Hungry Jacks has been accused of paying the lowest wages of all major fast food companies in Australia.

“The process was originally initiated because workers at Burger King in New Zealand were trying to push for workers rights, union representation and to keep what conditions and wages they have, and in fact get better ones,” Sydney activist Emma Bacon said.

“The company, instead of negotiating and talking, initiated a horrible attack against those workers.”

A spokesperson for Hungry Jacks said: “Hungry Jacks is aware of the demonstrations by an activist group not associated with or representative of Hungry Jack’s employees. Hungry Jacks has a proud record as a major employer of Australians for more than 40 years and complies with the National Fast Food Award 2010 and its transitional arrangements.

Hungry Jack’s encourages employees to direct any enquiries through official internal channels.”

Hundreds of protestors had their say at selected Hungry Jacks stores across the country in a nationwide protest.

“Workers have complained, saying that we don’t have proper fire exits [and] we don’t have proper OH&S,” Ms Bacon said. “People are concerned that when they work in those sort of conditions without proper training and when there’s no proper fire exits, then that can be incredibly dangerous.”

The Industrial Workers of the World (IWW) was also present at the protests. The IWW, a member run union for workers, pillors for better employee conditions in the workplace.

IWW Union member Rohan Best said: “It’s a solidarity action with our comrads in New Zealand, there are union busting techniques and unsafe practices that have been happening.

“Workers have been fired and intimidated, an injury to one is an injury to all.

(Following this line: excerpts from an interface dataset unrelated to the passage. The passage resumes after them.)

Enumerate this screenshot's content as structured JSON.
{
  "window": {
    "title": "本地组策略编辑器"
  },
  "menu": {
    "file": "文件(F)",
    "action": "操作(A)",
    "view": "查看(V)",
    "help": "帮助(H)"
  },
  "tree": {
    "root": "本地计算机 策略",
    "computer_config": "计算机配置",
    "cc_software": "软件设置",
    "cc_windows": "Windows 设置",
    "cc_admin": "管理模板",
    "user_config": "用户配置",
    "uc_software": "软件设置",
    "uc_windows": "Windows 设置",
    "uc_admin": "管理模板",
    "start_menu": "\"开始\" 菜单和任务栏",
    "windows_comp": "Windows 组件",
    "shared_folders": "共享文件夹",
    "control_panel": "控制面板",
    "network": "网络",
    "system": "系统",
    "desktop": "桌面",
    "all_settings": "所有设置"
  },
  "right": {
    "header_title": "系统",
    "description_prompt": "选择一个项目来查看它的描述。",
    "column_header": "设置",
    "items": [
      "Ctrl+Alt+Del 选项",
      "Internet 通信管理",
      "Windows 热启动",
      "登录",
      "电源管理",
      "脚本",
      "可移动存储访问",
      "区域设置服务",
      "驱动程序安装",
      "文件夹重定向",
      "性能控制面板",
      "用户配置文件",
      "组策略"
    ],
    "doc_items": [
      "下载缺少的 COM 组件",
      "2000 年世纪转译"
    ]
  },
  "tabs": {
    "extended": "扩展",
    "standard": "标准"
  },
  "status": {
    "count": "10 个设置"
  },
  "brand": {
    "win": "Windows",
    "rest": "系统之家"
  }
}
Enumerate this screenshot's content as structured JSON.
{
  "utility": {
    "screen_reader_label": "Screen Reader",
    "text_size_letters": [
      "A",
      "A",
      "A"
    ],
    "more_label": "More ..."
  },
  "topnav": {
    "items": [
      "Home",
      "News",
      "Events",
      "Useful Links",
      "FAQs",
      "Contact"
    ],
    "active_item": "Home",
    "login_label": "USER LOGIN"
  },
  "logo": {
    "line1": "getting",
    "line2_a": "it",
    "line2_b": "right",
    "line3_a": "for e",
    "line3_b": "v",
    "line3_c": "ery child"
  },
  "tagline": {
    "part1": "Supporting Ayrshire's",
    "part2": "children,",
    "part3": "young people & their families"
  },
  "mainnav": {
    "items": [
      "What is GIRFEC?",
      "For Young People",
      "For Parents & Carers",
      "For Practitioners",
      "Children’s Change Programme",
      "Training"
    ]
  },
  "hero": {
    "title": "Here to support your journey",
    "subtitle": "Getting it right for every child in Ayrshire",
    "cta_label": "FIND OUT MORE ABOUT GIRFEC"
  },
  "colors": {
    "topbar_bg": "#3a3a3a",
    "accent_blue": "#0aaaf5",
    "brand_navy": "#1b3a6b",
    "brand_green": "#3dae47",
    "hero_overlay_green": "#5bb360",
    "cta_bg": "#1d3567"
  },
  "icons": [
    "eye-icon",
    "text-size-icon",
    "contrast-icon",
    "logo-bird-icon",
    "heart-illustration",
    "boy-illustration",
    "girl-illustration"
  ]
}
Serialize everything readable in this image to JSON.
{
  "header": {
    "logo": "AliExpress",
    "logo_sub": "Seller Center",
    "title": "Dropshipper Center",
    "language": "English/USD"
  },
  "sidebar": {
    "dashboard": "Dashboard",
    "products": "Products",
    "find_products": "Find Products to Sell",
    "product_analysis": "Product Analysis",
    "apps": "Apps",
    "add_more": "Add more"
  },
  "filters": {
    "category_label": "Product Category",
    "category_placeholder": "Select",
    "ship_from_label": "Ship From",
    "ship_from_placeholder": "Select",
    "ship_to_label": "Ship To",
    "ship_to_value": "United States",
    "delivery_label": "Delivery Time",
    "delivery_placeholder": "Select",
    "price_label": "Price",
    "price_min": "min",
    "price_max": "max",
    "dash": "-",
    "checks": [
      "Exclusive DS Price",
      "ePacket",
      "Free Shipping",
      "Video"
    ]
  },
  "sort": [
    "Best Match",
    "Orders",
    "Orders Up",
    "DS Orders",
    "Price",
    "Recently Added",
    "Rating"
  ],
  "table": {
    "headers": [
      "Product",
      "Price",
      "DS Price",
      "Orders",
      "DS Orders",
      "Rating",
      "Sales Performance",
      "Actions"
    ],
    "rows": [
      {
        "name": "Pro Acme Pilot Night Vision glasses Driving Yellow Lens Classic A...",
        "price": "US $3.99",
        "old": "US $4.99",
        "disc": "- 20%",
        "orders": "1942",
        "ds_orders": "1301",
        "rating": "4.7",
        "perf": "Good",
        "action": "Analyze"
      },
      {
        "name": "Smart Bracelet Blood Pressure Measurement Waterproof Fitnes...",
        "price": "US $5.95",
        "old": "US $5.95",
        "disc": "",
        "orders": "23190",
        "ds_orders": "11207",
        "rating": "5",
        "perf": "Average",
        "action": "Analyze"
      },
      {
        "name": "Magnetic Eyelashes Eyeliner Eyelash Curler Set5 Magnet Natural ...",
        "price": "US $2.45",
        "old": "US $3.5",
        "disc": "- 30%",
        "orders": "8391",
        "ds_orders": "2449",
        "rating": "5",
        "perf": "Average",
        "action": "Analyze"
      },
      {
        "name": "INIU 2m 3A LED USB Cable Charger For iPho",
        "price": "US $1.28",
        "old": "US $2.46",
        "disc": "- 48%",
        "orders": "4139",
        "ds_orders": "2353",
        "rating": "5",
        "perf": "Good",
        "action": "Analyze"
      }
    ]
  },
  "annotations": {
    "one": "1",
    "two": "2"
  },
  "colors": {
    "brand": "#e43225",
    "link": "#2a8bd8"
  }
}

When one worker is under attack, all workers in solidarity should support those workers – that’s why we’re here protesting.”